• TASK TO COMPLETE
Find every line below that contains the word "Korea" and copy it out.

• EXTRACTED RECORDS
┌────────

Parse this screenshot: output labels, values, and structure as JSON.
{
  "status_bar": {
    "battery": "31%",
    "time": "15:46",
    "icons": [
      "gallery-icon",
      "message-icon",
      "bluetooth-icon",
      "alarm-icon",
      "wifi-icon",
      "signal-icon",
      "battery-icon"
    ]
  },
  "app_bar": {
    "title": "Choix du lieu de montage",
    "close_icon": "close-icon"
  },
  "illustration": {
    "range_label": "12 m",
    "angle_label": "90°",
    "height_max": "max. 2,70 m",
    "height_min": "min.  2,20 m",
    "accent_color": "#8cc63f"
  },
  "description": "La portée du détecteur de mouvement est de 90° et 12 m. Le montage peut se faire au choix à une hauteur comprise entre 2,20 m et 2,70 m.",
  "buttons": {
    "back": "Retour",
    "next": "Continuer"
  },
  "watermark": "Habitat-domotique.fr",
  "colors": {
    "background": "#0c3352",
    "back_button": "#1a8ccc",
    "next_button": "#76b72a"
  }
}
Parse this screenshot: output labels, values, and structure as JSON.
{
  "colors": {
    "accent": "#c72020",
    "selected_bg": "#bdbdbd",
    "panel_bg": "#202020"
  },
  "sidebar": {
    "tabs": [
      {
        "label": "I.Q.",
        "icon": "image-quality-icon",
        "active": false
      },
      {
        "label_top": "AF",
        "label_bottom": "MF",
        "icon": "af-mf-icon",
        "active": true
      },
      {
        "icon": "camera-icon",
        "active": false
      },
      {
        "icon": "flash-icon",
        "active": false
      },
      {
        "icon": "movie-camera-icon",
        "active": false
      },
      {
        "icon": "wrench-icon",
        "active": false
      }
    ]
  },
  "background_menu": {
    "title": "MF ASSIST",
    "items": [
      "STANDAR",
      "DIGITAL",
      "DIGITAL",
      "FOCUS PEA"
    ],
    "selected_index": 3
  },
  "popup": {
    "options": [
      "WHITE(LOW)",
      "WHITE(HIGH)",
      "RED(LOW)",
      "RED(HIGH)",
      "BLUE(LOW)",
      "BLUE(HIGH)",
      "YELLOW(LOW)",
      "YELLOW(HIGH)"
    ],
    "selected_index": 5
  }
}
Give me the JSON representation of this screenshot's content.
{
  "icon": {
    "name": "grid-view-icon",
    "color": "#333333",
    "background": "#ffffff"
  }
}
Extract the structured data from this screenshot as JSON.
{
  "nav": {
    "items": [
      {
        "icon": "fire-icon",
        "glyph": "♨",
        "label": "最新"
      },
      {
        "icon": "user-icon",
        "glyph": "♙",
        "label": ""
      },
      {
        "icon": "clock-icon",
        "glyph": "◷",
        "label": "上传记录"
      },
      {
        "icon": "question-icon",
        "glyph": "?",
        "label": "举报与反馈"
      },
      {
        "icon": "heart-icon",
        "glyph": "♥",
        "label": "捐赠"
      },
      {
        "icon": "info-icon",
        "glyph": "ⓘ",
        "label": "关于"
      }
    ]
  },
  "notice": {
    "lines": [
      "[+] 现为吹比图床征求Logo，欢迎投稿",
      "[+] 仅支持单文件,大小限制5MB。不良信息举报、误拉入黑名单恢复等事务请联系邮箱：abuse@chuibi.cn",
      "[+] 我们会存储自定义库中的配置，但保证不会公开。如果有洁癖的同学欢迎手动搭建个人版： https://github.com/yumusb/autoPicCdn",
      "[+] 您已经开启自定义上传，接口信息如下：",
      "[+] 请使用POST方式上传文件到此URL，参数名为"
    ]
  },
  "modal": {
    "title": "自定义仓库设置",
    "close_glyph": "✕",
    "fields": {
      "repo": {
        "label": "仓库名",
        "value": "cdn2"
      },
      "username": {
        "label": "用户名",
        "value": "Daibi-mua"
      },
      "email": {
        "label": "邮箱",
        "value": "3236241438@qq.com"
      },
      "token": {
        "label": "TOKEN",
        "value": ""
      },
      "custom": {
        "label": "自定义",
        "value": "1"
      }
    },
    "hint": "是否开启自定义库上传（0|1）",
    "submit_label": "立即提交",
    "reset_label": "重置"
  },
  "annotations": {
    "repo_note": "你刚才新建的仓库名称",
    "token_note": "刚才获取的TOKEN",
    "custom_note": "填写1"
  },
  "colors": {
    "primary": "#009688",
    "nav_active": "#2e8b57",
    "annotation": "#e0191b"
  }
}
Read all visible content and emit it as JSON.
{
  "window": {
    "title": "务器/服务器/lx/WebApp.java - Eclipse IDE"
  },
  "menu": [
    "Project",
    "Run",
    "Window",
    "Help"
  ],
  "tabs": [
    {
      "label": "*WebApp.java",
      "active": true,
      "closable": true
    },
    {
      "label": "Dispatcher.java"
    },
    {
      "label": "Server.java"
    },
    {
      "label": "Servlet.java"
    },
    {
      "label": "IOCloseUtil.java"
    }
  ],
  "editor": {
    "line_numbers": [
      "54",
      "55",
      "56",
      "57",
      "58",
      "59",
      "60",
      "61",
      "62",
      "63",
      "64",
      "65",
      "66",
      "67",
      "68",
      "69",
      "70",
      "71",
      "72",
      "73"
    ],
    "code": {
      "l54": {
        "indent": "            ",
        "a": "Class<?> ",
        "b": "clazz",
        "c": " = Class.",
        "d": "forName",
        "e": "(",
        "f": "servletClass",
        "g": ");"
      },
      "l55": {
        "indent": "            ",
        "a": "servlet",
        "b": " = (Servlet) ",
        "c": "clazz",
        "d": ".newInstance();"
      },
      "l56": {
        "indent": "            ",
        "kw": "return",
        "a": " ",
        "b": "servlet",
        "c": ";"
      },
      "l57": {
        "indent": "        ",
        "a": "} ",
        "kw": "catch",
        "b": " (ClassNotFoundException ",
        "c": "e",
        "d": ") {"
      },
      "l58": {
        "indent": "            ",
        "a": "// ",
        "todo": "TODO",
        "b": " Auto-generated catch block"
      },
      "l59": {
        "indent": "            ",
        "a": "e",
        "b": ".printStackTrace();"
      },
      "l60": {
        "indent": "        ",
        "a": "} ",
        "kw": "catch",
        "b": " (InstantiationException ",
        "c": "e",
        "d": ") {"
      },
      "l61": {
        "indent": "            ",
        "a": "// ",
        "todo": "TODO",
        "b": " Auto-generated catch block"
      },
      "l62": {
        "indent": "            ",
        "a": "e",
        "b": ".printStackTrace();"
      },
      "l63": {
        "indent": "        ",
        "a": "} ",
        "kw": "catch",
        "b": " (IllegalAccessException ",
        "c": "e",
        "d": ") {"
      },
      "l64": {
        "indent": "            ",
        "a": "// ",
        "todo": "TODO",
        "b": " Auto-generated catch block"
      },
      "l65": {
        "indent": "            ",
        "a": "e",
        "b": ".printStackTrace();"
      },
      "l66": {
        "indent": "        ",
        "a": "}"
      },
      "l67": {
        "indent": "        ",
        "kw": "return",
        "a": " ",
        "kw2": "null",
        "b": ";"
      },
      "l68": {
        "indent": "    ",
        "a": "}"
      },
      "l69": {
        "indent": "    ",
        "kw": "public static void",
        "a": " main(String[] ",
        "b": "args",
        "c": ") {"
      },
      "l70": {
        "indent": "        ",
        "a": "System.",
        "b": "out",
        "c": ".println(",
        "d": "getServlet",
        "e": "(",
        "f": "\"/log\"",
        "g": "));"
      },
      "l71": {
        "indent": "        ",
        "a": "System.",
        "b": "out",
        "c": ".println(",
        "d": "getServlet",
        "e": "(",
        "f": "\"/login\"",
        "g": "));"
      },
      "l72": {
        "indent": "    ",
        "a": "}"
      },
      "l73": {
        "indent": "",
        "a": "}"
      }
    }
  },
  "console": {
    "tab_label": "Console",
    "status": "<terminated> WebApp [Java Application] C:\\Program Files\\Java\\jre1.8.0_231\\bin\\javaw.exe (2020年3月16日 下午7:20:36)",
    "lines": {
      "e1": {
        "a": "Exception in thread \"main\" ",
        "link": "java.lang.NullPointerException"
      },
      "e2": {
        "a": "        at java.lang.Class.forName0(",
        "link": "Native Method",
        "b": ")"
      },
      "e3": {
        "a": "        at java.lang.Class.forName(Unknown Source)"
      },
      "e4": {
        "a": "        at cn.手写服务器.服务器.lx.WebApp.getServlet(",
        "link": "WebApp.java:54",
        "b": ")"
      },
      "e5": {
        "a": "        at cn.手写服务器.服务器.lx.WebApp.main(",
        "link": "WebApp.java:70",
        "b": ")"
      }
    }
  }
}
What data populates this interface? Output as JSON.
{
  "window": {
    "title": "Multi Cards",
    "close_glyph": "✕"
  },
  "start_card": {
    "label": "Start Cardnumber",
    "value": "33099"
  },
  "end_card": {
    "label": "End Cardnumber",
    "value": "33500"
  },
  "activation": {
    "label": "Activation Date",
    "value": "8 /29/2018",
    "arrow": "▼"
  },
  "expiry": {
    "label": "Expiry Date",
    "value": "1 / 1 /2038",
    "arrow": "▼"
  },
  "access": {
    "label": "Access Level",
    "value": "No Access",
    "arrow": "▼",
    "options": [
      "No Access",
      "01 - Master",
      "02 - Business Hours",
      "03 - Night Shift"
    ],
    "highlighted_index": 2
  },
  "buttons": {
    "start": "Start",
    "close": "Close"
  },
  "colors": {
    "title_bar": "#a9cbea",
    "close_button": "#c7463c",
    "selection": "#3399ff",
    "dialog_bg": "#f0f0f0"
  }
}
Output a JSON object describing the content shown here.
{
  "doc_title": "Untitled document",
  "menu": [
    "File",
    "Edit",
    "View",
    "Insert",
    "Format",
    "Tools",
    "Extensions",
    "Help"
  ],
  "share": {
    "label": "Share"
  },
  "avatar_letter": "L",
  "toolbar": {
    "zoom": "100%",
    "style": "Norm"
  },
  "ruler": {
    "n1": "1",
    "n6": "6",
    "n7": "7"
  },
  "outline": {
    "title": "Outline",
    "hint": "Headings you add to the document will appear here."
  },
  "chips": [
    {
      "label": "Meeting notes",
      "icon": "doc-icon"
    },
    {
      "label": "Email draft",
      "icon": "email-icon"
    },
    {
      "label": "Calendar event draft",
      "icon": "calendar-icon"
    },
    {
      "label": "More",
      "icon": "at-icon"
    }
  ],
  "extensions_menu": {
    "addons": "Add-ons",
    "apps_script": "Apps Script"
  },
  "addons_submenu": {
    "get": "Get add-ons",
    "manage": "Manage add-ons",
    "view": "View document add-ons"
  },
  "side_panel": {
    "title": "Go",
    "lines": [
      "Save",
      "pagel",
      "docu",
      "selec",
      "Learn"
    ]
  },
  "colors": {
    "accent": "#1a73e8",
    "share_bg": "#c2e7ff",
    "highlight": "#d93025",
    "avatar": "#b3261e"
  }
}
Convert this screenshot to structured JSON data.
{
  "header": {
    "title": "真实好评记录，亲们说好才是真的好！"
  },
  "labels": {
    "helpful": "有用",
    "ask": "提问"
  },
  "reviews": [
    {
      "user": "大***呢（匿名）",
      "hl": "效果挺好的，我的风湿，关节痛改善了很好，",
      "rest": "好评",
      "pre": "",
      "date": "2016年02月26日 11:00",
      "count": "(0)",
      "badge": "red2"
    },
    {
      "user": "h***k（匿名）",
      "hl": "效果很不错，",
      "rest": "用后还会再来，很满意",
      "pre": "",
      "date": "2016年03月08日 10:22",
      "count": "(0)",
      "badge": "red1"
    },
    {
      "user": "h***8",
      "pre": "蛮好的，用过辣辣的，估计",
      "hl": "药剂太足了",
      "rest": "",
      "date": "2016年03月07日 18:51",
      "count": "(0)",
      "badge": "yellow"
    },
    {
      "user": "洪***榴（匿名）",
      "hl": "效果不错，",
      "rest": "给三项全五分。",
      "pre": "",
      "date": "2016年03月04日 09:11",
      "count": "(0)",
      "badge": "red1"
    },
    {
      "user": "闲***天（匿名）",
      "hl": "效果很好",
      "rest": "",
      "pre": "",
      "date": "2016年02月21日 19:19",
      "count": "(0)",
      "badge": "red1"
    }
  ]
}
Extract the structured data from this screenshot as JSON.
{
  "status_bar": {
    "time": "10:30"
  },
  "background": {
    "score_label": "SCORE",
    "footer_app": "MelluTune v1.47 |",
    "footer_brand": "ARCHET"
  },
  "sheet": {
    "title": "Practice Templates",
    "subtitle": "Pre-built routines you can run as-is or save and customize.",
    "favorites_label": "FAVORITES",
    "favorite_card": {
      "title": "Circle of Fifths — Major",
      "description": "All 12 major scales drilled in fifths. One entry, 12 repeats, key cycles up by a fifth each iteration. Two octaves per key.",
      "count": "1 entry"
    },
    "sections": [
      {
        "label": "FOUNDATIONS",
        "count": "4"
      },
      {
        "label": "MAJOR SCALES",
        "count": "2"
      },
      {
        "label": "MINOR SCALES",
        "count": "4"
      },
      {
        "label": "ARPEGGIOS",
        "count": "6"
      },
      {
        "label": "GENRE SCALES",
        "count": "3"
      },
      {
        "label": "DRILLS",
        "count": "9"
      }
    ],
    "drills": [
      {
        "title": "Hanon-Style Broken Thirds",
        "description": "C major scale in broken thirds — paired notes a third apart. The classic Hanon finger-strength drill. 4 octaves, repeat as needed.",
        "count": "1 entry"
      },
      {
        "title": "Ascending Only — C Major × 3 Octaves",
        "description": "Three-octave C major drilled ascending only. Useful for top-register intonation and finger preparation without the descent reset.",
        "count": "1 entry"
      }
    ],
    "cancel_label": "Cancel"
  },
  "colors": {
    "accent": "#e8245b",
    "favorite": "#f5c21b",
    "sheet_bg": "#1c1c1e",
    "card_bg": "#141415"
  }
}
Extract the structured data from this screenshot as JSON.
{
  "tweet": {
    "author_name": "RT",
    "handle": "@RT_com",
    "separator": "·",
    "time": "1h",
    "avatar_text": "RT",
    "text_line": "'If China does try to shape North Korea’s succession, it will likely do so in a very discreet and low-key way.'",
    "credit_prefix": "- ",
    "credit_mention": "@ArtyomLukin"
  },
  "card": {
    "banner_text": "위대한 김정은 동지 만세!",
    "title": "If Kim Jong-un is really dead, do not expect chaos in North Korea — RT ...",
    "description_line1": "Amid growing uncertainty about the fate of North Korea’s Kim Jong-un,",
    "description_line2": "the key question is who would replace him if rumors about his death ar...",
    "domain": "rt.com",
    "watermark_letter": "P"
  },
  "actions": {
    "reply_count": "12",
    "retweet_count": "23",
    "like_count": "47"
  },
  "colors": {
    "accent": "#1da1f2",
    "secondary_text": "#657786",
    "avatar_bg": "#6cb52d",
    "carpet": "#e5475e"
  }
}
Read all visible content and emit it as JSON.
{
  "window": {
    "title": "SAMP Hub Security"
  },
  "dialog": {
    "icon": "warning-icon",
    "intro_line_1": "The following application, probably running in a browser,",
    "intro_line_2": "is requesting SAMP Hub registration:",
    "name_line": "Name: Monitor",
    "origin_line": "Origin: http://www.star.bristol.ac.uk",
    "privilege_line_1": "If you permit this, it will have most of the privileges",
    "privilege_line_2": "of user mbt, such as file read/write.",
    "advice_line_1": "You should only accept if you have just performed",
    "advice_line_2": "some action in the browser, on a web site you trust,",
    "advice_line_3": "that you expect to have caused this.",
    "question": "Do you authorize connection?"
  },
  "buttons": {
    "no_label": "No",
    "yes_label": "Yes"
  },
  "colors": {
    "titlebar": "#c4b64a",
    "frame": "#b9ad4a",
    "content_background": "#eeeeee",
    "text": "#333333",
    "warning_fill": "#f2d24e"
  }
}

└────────

• TASK SOLUTION
    "text_line": "'If China does try to shape North Korea’s succession, it will likely do so in a very discreet and low-key way.'",
    "title": "If Kim Jong-un is really dead, do not expect chaos in North Korea — RT ...",
    "description_line1": "Amid growing uncertainty about the fate of North Korea’s Kim Jong-un,",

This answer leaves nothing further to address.